= Beginning of Section =

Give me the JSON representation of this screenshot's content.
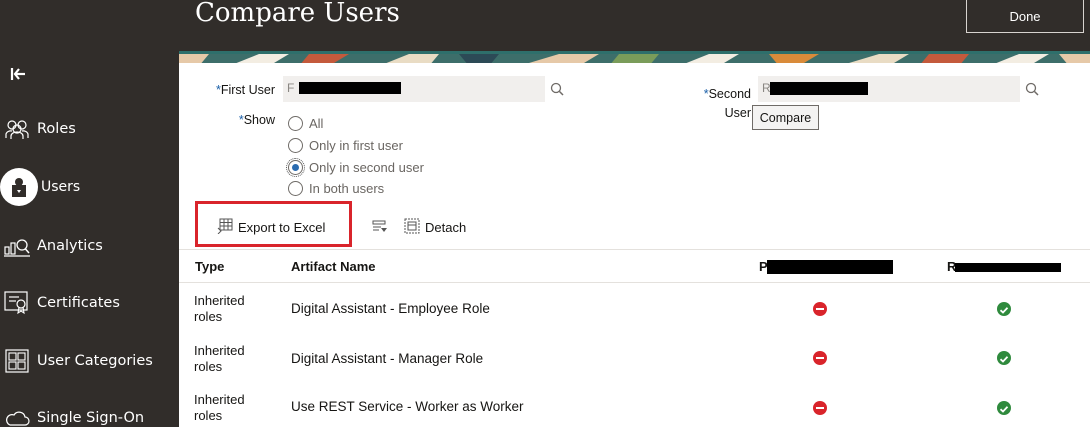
{
  "page": {
    "title": "Compare Users",
    "done_label": "Done",
    "colors": {
      "sidebar_bg": "#312d2a",
      "accent_red": "#d9242b",
      "ok_green": "#2f8a3d",
      "deny_red": "#d9242b"
    }
  },
  "sidebar": {
    "collapse_icon": "collapse-left-icon",
    "items": [
      {
        "label": "Roles",
        "icon": "roles-icon",
        "active": false
      },
      {
        "label": "Users",
        "icon": "user-icon",
        "active": true
      },
      {
        "label": "Analytics",
        "icon": "analytics-icon",
        "active": false
      },
      {
        "label": "Certificates",
        "icon": "certificate-icon",
        "active": false
      },
      {
        "label": "User Categories",
        "icon": "user-categories-icon",
        "active": false
      },
      {
        "label": "Single Sign-On",
        "icon": "cloud-icon",
        "active": false
      }
    ]
  },
  "form": {
    "first_user_label": "First User",
    "first_user_value": "F",
    "second_user_label_1": "Second",
    "second_user_label_2": "User",
    "second_user_value": "R",
    "required_mark": "*",
    "compare_label": "Compare",
    "show_label": "Show",
    "show_options": [
      {
        "label": "All",
        "checked": false
      },
      {
        "label": "Only in first user",
        "checked": false
      },
      {
        "label": "Only in second user",
        "checked": true
      },
      {
        "label": "In both users",
        "checked": false
      }
    ]
  },
  "toolbar": {
    "export_label": "Export to Excel",
    "detach_label": "Detach"
  },
  "table": {
    "columns": {
      "type": "Type",
      "artifact": "Artifact Name",
      "first_user": "P",
      "second_user": "R"
    },
    "rows": [
      {
        "type_line1": "Inherited",
        "type_line2": "roles",
        "artifact": "Digital Assistant - Employee Role",
        "first_user_status": "deny",
        "second_user_status": "ok"
      },
      {
        "type_line1": "Inherited",
        "type_line2": "roles",
        "artifact": "Digital Assistant - Manager Role",
        "first_user_status": "deny",
        "second_user_status": "ok"
      },
      {
        "type_line1": "Inherited",
        "type_line2": "roles",
        "artifact": "Use REST Service - Worker as Worker",
        "first_user_status": "deny",
        "second_user_status": "ok"
      }
    ]
  }
}
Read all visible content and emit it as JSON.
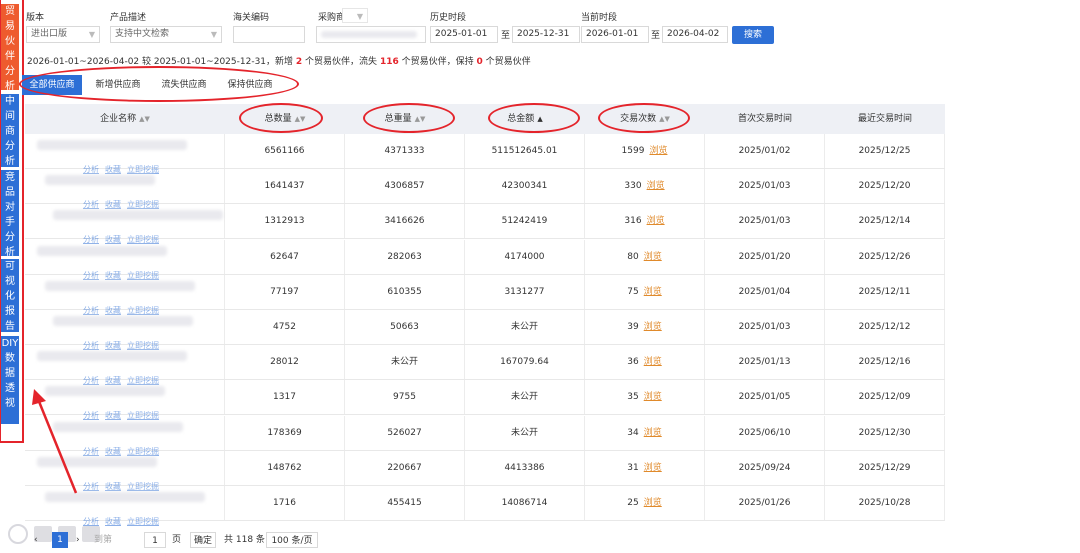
{
  "sidenav": {
    "items": [
      {
        "label": "贸易伙伴分析",
        "active": true
      },
      {
        "label": "中间商分析",
        "active": false
      },
      {
        "label": "竞品对手分析",
        "active": false
      },
      {
        "label": "可视化报告",
        "active": false
      },
      {
        "label": "DIY数据透视",
        "active": false
      }
    ]
  },
  "filters": {
    "version_label": "版本",
    "version_value": "进出口版",
    "product_label": "产品描述",
    "product_placeholder": "支持中文检索",
    "hscode_label": "海关编码",
    "buyer_label": "采购商",
    "history_label": "历史时段",
    "history_from": "2025-01-01",
    "history_sep": "至",
    "history_to": "2025-12-31",
    "current_label": "当前时段",
    "current_from": "2026-01-01",
    "current_sep": "至",
    "current_to": "2026-04-02",
    "search_button": "搜索"
  },
  "summary": {
    "text_a": "2026-01-01~2026-04-02 较 2025-01-01~2025-12-31，新增",
    "new_count": "2",
    "text_b": "个贸易伙伴，流失",
    "lost_count": "116",
    "text_c": "个贸易伙伴，保持",
    "kept_count": "0",
    "text_d": "个贸易伙伴"
  },
  "tabs": [
    {
      "label": "全部供应商",
      "active": true
    },
    {
      "label": "新增供应商",
      "active": false
    },
    {
      "label": "流失供应商",
      "active": false
    },
    {
      "label": "保持供应商",
      "active": false
    }
  ],
  "table": {
    "columns": [
      "企业名称",
      "总数量",
      "总重量",
      "总金额",
      "交易次数",
      "首次交易时间",
      "最近交易时间"
    ],
    "row_links": [
      "分析",
      "收藏",
      "立即挖掘"
    ],
    "browse_label": "浏览",
    "rows": [
      {
        "qty": "6561166",
        "weight": "4371333",
        "amount": "511512645.01",
        "count": "1599",
        "first": "2025/01/02",
        "last": "2025/12/25"
      },
      {
        "qty": "1641437",
        "weight": "4306857",
        "amount": "42300341",
        "count": "330",
        "first": "2025/01/03",
        "last": "2025/12/20"
      },
      {
        "qty": "1312913",
        "weight": "3416626",
        "amount": "51242419",
        "count": "316",
        "first": "2025/01/03",
        "last": "2025/12/14"
      },
      {
        "qty": "62647",
        "weight": "282063",
        "amount": "4174000",
        "count": "80",
        "first": "2025/01/20",
        "last": "2025/12/26"
      },
      {
        "qty": "77197",
        "weight": "610355",
        "amount": "3131277",
        "count": "75",
        "first": "2025/01/04",
        "last": "2025/12/11"
      },
      {
        "qty": "4752",
        "weight": "50663",
        "amount": "未公开",
        "count": "39",
        "first": "2025/01/03",
        "last": "2025/12/12"
      },
      {
        "qty": "28012",
        "weight": "未公开",
        "amount": "167079.64",
        "count": "36",
        "first": "2025/01/13",
        "last": "2025/12/16"
      },
      {
        "qty": "1317",
        "weight": "9755",
        "amount": "未公开",
        "count": "35",
        "first": "2025/01/05",
        "last": "2025/12/09"
      },
      {
        "qty": "178369",
        "weight": "526027",
        "amount": "未公开",
        "count": "34",
        "first": "2025/06/10",
        "last": "2025/12/30"
      },
      {
        "qty": "148762",
        "weight": "220667",
        "amount": "4413386",
        "count": "31",
        "first": "2025/09/24",
        "last": "2025/12/29"
      },
      {
        "qty": "1716",
        "weight": "455415",
        "amount": "14086714",
        "count": "25",
        "first": "2025/01/26",
        "last": "2025/10/28"
      }
    ]
  },
  "pager": {
    "prev": "‹",
    "page": "1",
    "next": "›",
    "goto_label": "到第",
    "goto_value": "1",
    "page_unit": "页",
    "confirm": "确定",
    "total": "共 118 条",
    "per_page": "100 条/页"
  }
}
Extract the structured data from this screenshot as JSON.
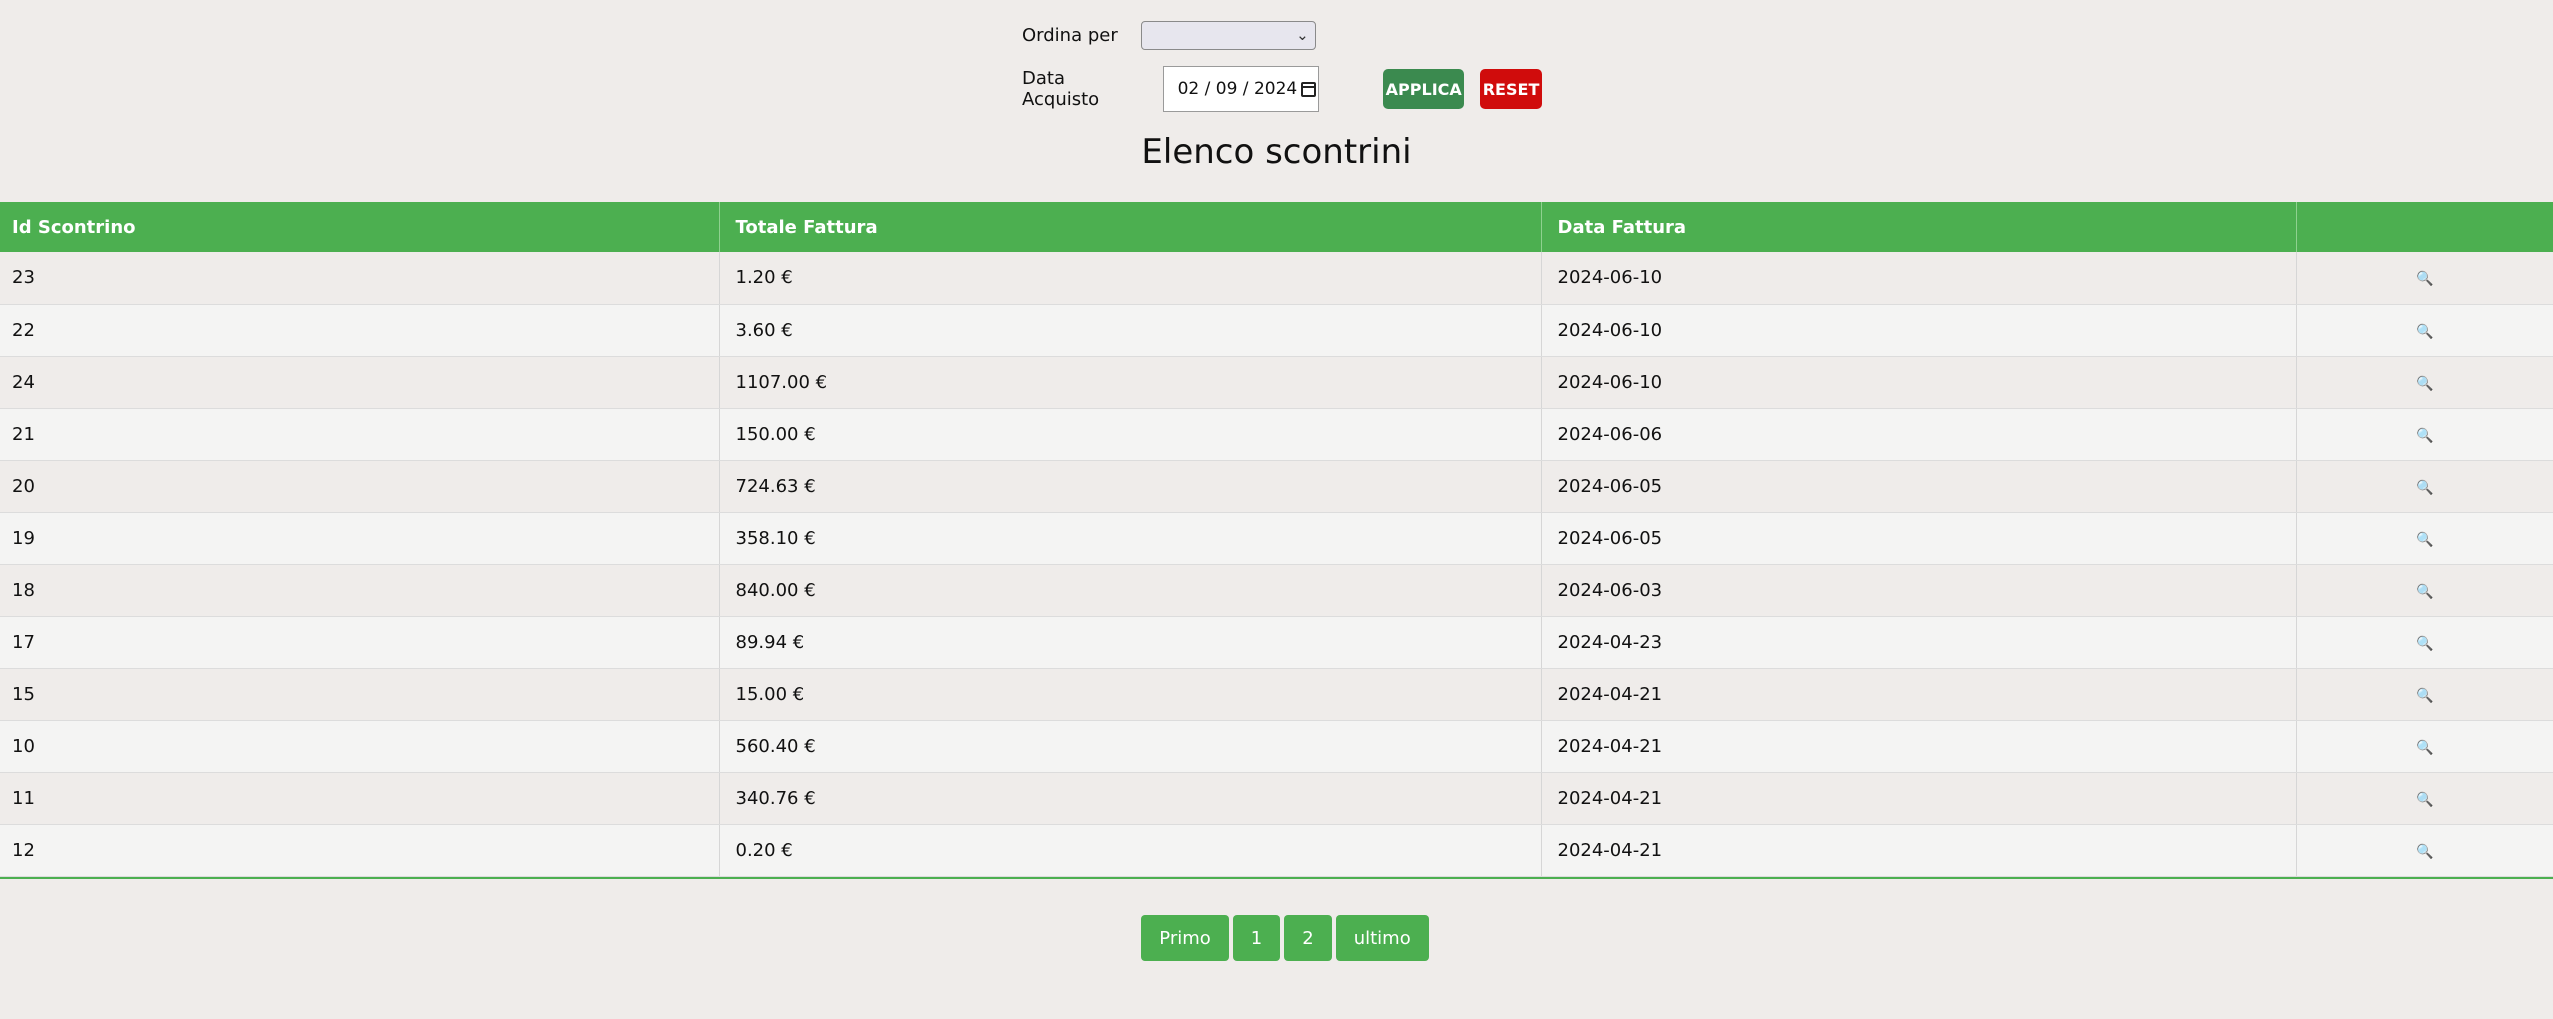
{
  "filters": {
    "order_label": "Ordina per",
    "order_value": "",
    "date_label": "Data Acquisto",
    "date_value": "02 / 09 / 2024",
    "apply_label": "APPLICA",
    "reset_label": "RESET"
  },
  "title": "Elenco scontrini",
  "table": {
    "columns": [
      "Id Scontrino",
      "Totale Fattura",
      "Data Fattura",
      ""
    ],
    "rows": [
      [
        "23",
        "1.20 €",
        "2024-06-10"
      ],
      [
        "22",
        "3.60 €",
        "2024-06-10"
      ],
      [
        "24",
        "1107.00 €",
        "2024-06-10"
      ],
      [
        "21",
        "150.00 €",
        "2024-06-06"
      ],
      [
        "20",
        "724.63 €",
        "2024-06-05"
      ],
      [
        "19",
        "358.10 €",
        "2024-06-05"
      ],
      [
        "18",
        "840.00 €",
        "2024-06-03"
      ],
      [
        "17",
        "89.94 €",
        "2024-04-23"
      ],
      [
        "15",
        "15.00 €",
        "2024-04-21"
      ],
      [
        "10",
        "560.40 €",
        "2024-04-21"
      ],
      [
        "11",
        "340.76 €",
        "2024-04-21"
      ],
      [
        "12",
        "0.20 €",
        "2024-04-21"
      ]
    ],
    "action_icon": "search-icon"
  },
  "pagination": {
    "first": "Primo",
    "pages": [
      "1",
      "2"
    ],
    "last": "ultimo"
  },
  "colors": {
    "accent": "#4caf50",
    "apply": "#3b8a4f",
    "reset": "#d00c0c"
  }
}
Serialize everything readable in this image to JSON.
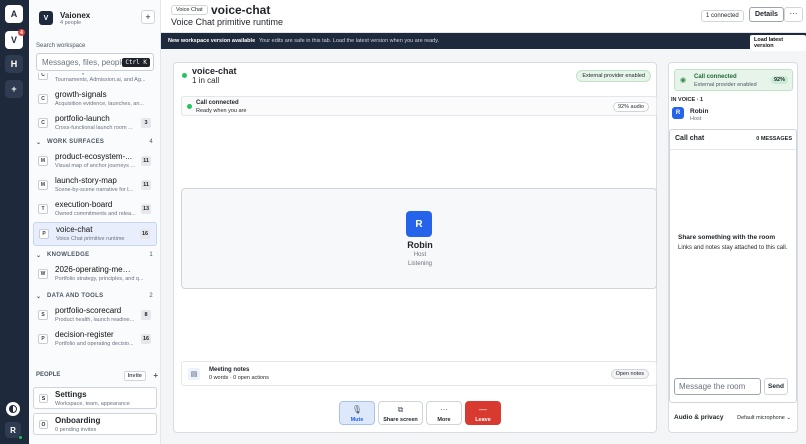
{
  "rail": {
    "workspaces": [
      {
        "letter": "A"
      },
      {
        "letter": "V",
        "badge": "4"
      },
      {
        "letter": "H"
      }
    ],
    "add": "+",
    "me": "R"
  },
  "sidebar": {
    "ws_logo": "V",
    "ws_name": "Vaionex",
    "ws_members": "4 people",
    "add": "+",
    "search_label": "Search workspace",
    "search_placeholder": "Messages, files, people",
    "search_shortcut": "Ctrl K",
    "top_items": [
      {
        "icon": "C",
        "title": "anchor-products",
        "sub": "Tournaments, Admission.ai, and Ag..."
      },
      {
        "icon": "C",
        "title": "growth-signals",
        "sub": "Acquisition evidence, launches, an..."
      },
      {
        "icon": "C",
        "title": "portfolio-launch",
        "sub": "Cross-functional launch room ...",
        "count": "3"
      }
    ],
    "sections": [
      {
        "label": "WORK SURFACES",
        "count": "4",
        "items": [
          {
            "icon": "M",
            "title": "product-ecosystem-...",
            "sub": "Visual map of anchor journeys ...",
            "count": "11"
          },
          {
            "icon": "M",
            "title": "launch-story-map",
            "sub": "Scene-by-scene narrative for t...",
            "count": "11"
          },
          {
            "icon": "T",
            "title": "execution-board",
            "sub": "Owned commitments and relea...",
            "count": "13"
          },
          {
            "icon": "P",
            "title": "voice-chat",
            "sub": "Voice Chat primitive runtime",
            "count": "16",
            "active": true
          }
        ]
      },
      {
        "label": "KNOWLEDGE",
        "count": "1",
        "items": [
          {
            "icon": "W",
            "title": "2026-operating-memo",
            "sub": "Portfolio strategy, principles, and q..."
          }
        ]
      },
      {
        "label": "DATA AND TOOLS",
        "count": "2",
        "items": [
          {
            "icon": "S",
            "title": "portfolio-scorecard",
            "sub": "Product health, launch readine...",
            "count": "8"
          },
          {
            "icon": "P",
            "title": "decision-register",
            "sub": "Portfolio and operating decisio...",
            "count": "16"
          }
        ]
      }
    ],
    "people_label": "PEOPLE",
    "invite": "Invite",
    "settings": {
      "icon": "S",
      "title": "Settings",
      "sub": "Workspace, team, appearance"
    },
    "onboarding": {
      "icon": "O",
      "title": "Onboarding",
      "sub": "0 pending invites"
    }
  },
  "header": {
    "tag": "Voice Chat",
    "title": "voice-chat",
    "subtitle": "Voice Chat primitive runtime",
    "connected": "1 connected",
    "details": "Details",
    "more": "···"
  },
  "banner": {
    "title": "New workspace version available",
    "text": "Your edits are safe in this tab. Load the latest version when you are ready.",
    "button": "Load latest version"
  },
  "stage": {
    "name": "voice-chat",
    "sub": "1 in call",
    "provider": "External provider enabled",
    "call_title": "Call connected",
    "call_sub": "Ready when you are",
    "audio": "92% audio",
    "participant": {
      "initial": "R",
      "name": "Robin",
      "role": "Host",
      "state": "Listening"
    },
    "notes_title": "Meeting notes",
    "notes_sub": "0 words · 0 open actions",
    "notes_btn": "Open notes",
    "controls": [
      {
        "icon": "mic-icon",
        "glyph": "🎙",
        "label": "Mute"
      },
      {
        "icon": "screen-share-icon",
        "glyph": "⧉",
        "label": "Share screen"
      },
      {
        "icon": "more-icon",
        "glyph": "···",
        "label": "More"
      },
      {
        "icon": "hangup-icon",
        "glyph": "—",
        "label": "Leave"
      }
    ]
  },
  "panel": {
    "status_title": "Call connected",
    "status_sub": "External provider enabled",
    "status_pct": "92%",
    "in_voice": "IN VOICE · 1",
    "member": {
      "initial": "R",
      "name": "Robin",
      "role": "Host"
    },
    "chat_title": "Call chat",
    "chat_count": "0 MESSAGES",
    "empty_title": "Share something with the room",
    "empty_text": "Links and notes stay attached to this call.",
    "msg_placeholder": "Message the room",
    "send": "Send",
    "audio_privacy": "Audio & privacy",
    "mic": "Default microphone"
  },
  "colors": {
    "rail": "#1e293b",
    "accent": "#2563eb",
    "success": "#22c55e",
    "danger": "#d93a2f"
  }
}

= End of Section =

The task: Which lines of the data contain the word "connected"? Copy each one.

Answer to the exercise:
    "connected": "1 connected",
    "call_title": "Call connected",
    "status_title": "Call connected",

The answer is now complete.